Hatred is supposed to have a cause, some concrete event or insult that inspires a lasting rage. But in Othello, the play's villain is motivated by a hatred that seems to elude any reasonable definition. Iago's hatred and his determination to destroy his boss, Othello, seems out of proportion with the reasons he gives for it: anger that Othello did not promote him or jealousy that Othello might have slept with Iago's wife. Iago's loathing has been famously called a "motiveless malignancy" that redefines our understanding of hatred, making it seem a self-propelling passion rather than the consequence of any particular action.
In Othello, love and hate are shown to be two sides of the same emotion.
Iago is a force that converts everything into its opposite – above all, love becomes hate.
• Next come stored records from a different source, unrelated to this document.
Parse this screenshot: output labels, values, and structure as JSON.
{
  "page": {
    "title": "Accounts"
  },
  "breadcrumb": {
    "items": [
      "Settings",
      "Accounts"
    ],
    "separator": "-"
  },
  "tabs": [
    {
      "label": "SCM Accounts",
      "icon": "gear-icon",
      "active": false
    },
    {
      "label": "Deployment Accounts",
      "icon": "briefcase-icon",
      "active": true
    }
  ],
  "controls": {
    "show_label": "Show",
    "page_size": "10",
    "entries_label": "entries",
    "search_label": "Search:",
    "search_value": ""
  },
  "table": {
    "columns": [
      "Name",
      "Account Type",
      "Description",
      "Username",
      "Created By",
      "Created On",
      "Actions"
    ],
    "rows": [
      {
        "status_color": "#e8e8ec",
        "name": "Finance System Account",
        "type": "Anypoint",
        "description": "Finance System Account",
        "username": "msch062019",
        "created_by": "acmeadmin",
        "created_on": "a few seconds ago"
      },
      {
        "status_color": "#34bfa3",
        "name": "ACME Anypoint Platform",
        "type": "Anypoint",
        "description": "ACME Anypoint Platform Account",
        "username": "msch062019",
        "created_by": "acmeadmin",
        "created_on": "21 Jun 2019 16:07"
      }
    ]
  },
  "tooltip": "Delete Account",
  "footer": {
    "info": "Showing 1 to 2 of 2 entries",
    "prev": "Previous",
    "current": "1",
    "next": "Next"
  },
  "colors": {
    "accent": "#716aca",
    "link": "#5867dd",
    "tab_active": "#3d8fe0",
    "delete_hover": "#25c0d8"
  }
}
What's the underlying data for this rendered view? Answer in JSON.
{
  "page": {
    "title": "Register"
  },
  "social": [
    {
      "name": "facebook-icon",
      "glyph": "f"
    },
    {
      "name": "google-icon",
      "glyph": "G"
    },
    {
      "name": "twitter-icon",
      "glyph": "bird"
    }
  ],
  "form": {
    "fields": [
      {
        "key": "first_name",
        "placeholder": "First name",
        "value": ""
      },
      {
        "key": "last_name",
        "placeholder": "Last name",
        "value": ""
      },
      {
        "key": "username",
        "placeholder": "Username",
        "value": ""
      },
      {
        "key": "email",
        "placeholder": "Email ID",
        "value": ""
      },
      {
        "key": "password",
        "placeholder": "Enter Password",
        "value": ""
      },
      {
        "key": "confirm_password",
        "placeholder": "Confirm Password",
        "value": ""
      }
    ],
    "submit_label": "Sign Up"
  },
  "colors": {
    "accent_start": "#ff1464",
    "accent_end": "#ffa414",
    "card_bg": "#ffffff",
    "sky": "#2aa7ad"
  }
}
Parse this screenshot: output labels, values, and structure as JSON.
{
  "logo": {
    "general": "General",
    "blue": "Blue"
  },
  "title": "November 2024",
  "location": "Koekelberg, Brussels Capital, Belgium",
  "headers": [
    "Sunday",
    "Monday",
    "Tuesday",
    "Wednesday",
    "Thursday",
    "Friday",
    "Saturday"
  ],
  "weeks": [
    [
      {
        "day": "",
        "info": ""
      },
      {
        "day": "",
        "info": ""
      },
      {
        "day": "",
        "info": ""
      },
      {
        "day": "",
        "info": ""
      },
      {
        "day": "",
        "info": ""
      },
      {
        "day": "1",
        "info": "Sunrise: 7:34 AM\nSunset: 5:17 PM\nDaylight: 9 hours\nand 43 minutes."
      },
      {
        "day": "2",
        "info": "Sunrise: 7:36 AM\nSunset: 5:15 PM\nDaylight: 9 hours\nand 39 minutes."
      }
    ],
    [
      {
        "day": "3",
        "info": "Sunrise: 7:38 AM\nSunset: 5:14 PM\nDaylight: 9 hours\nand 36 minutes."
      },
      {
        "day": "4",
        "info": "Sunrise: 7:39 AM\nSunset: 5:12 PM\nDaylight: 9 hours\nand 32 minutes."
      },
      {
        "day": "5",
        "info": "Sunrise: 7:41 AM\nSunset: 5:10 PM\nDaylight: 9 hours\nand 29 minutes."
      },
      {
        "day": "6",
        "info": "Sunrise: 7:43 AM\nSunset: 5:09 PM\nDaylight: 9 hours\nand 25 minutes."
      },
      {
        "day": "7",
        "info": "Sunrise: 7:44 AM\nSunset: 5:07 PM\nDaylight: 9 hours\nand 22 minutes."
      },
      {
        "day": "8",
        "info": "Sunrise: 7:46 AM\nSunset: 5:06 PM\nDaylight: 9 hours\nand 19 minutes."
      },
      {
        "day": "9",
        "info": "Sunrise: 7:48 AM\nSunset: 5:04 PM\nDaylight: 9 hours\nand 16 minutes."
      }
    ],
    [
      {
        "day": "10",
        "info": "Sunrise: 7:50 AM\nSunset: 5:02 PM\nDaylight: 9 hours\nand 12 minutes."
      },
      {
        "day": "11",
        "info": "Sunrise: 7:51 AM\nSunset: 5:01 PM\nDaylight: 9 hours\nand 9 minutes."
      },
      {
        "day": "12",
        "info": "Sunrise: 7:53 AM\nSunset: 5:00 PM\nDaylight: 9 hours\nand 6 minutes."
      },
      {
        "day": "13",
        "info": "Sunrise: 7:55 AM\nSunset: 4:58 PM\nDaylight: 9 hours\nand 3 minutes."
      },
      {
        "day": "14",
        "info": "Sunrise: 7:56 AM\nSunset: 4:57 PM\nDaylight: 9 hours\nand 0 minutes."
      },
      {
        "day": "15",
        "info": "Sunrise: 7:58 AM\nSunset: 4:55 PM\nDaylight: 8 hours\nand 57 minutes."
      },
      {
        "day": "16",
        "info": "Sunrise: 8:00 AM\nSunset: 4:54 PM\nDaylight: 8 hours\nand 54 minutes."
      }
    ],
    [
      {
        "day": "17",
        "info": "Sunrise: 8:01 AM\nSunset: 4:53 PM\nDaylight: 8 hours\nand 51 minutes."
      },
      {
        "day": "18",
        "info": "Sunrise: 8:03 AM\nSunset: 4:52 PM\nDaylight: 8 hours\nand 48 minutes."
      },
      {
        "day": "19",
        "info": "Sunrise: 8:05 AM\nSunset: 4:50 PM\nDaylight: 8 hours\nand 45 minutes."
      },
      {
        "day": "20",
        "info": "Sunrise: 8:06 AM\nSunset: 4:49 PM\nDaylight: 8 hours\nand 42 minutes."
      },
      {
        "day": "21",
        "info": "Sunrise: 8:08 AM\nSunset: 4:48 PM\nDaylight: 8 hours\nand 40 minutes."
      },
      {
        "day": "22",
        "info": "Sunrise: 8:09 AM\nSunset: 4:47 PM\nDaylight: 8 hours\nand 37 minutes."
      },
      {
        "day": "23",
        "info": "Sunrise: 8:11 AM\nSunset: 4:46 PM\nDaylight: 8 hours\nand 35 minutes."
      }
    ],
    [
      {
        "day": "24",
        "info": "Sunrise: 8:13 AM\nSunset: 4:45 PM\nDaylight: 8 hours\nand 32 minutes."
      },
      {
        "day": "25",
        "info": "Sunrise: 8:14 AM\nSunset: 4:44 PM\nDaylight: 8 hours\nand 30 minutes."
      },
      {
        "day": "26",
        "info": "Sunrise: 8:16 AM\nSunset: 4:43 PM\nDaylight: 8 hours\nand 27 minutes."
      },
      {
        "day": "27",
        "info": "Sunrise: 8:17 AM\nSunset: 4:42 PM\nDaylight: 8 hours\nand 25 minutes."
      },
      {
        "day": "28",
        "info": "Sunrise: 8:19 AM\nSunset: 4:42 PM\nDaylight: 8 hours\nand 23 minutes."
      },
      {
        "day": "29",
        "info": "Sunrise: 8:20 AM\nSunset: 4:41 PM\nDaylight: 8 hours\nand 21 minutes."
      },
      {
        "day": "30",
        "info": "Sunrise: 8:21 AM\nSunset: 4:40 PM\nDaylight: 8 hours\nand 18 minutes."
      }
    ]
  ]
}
Just as Iago transforms Othello's love into hatred, the play subtly suggests that Iago's hatred for Othello is actually suppressed love.